july 2007 by robertogreco
3quarksdaily - The Future of Science is Open, Part 1: Open Access.
"Here I will try to give a brief introduction to Open Access to research literature; in the second instalment I will look at ways in which the same concept of "openness" is being extended to encompass data as well as publications, and beyond that, what a
academia  journals  research  science  future  opensource  sharing 
october 2006 by robertogreco
Zotero - The Next-Generation Research Tool
"Zotero [zoh-TAIR-oh] is a free, easy-to-use Firefox extension to help you collect, manage, and cite your research sources. It lives right where you do your work — in the web browser itself."

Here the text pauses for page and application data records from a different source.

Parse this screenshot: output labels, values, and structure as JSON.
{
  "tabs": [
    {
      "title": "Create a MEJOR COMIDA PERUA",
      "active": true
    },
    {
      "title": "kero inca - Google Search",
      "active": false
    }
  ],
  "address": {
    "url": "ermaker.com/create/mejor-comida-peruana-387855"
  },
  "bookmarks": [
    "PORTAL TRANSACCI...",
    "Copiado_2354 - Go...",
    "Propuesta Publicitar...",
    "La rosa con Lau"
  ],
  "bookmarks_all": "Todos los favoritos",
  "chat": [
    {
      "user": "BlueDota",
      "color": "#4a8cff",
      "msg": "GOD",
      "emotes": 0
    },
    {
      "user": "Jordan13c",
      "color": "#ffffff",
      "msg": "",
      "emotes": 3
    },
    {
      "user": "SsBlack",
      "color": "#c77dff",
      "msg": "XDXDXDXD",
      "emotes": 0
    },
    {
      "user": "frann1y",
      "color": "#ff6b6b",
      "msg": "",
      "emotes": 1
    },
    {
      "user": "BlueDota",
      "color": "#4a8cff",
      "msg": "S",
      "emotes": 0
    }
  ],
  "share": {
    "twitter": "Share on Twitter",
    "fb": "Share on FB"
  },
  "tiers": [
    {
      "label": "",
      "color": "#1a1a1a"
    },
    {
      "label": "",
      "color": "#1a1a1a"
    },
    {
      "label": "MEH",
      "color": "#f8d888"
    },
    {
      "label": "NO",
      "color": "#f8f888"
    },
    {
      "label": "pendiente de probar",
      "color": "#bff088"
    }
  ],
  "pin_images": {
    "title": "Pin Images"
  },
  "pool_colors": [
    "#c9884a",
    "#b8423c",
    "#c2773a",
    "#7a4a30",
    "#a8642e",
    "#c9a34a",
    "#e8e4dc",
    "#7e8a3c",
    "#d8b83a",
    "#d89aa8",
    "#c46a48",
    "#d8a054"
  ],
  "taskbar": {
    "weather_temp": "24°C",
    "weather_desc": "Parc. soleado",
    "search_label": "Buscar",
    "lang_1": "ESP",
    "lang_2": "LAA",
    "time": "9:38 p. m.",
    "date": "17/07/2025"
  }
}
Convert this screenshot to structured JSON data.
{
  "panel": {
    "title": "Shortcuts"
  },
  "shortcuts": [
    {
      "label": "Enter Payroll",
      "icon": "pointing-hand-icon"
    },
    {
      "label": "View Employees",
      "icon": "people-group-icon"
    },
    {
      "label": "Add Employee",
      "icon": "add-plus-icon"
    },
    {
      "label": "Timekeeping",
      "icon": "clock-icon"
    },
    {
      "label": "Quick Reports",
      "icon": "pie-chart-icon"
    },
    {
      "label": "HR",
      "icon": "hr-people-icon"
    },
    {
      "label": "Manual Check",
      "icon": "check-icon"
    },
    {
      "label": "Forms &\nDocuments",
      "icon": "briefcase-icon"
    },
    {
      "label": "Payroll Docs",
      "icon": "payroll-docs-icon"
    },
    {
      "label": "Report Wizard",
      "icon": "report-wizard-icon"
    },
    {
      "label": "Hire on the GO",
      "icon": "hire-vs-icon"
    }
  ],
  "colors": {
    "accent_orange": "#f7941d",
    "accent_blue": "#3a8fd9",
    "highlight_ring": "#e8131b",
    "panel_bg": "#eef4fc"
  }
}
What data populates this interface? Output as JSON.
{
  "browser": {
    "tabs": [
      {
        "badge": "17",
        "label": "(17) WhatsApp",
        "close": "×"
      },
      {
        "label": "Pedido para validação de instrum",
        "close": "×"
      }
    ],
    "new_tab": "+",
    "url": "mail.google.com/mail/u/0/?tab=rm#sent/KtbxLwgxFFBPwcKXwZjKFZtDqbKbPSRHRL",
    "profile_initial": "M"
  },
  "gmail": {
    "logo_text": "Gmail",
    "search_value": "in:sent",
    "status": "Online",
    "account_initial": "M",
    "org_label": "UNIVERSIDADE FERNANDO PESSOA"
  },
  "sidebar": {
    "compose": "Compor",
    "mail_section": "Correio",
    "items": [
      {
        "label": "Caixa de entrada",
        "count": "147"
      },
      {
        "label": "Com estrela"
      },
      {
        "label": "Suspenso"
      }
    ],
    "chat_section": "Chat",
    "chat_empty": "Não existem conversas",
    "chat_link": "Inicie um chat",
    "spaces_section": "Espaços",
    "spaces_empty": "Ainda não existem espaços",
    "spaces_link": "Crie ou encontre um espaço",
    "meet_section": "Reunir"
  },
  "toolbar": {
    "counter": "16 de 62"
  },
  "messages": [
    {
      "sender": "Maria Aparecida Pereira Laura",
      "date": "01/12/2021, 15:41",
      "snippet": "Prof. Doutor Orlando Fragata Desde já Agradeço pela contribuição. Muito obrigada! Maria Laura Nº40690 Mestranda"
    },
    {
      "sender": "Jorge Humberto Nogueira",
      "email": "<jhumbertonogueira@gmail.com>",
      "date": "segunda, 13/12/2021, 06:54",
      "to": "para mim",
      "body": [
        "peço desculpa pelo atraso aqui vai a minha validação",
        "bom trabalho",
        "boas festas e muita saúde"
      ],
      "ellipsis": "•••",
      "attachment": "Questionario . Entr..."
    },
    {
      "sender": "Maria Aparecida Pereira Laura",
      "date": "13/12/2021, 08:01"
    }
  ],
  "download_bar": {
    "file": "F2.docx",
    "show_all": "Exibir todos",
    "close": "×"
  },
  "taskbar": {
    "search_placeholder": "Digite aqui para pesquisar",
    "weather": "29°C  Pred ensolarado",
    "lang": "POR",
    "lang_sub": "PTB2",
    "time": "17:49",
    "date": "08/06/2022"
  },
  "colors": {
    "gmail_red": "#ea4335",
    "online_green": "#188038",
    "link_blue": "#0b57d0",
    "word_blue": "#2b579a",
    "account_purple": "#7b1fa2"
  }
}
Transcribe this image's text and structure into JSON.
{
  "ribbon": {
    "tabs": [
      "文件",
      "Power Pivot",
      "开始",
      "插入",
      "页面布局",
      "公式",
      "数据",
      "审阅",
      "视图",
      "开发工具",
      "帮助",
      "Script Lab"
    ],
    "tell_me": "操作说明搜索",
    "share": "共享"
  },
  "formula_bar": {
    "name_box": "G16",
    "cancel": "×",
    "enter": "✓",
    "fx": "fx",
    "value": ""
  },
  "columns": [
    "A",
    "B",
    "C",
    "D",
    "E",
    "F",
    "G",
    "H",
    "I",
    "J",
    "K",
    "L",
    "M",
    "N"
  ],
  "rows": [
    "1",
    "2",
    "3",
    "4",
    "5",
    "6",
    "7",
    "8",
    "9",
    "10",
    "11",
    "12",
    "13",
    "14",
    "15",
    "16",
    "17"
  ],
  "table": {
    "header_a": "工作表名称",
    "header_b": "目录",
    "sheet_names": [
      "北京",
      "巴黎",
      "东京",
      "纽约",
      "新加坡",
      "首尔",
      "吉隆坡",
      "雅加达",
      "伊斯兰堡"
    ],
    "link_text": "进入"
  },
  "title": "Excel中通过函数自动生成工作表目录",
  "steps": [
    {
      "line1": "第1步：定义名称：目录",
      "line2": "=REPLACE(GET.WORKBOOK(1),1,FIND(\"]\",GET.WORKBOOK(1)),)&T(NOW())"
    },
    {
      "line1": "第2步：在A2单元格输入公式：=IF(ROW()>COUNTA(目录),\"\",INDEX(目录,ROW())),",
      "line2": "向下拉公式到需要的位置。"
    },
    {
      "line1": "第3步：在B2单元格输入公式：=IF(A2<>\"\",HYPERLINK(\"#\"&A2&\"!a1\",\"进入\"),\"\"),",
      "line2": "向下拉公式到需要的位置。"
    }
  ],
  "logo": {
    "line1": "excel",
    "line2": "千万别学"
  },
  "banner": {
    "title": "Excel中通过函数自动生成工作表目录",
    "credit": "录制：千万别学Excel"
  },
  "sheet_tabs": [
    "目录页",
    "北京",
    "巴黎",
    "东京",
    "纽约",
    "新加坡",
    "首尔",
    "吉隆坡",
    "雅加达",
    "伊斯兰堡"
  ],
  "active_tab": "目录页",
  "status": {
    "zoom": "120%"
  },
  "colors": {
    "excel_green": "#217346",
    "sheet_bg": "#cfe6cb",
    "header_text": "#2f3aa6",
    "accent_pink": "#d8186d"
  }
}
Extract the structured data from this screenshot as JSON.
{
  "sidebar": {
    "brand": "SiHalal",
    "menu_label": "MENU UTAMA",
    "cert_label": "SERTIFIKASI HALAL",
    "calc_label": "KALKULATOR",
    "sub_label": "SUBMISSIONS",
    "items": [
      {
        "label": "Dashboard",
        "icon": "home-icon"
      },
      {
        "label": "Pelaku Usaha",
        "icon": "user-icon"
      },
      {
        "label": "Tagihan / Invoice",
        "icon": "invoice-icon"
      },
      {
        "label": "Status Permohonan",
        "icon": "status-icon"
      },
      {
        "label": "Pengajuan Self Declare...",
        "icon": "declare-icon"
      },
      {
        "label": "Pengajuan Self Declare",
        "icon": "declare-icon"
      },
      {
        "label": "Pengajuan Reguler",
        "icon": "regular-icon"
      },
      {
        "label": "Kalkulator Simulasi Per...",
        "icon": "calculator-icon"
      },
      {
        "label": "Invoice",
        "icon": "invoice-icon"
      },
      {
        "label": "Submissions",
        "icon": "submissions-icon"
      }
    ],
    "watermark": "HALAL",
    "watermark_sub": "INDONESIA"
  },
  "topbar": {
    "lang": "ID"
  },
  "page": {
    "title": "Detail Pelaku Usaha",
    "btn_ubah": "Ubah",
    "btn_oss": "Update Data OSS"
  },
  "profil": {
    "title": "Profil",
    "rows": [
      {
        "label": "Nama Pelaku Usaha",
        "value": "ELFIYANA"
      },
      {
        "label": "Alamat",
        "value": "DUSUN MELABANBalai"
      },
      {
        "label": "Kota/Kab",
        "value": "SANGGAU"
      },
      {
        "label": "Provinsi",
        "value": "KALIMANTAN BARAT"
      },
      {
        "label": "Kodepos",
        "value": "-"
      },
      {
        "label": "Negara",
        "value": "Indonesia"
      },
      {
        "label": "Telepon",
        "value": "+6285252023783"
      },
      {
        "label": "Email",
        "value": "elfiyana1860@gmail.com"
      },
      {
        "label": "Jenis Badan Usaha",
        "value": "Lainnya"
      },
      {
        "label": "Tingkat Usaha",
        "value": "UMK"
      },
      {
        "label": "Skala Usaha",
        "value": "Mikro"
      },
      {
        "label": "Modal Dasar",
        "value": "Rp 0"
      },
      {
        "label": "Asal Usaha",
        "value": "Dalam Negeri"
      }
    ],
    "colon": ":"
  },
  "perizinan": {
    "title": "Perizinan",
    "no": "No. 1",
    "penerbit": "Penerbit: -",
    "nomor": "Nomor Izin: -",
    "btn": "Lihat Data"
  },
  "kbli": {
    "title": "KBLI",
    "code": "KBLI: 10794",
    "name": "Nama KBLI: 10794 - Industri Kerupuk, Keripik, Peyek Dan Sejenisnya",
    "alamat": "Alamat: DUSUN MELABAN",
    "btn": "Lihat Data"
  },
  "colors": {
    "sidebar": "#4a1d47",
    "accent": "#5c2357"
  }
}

academia  annotation  extension  firefox  bibliography  bookmarks  books  citation  classification  information  homework  knowledge  tools  socialsoftware  research  reference  libraries  learning  education  literacy  utilities  online  notetaking  management  opensource  organizations  aggregator  documentation  web  journals  teaching  study 
october 2006 by robertogreco
T.H.E. Journal Online: Technology Horizons in Education
"T.H.E. Journal is dedicated to informing and educating K-12 senior-level district and school administrators, technologists, and tech-savvy educators within districts, schools, and classrooms to improve and advance the learning process through the use of
e-learning  education  technology  web  teaching  journals  magazines  reference  research  resources  schools 
august 2006 by robertogreco

Copy this bookmark:





to read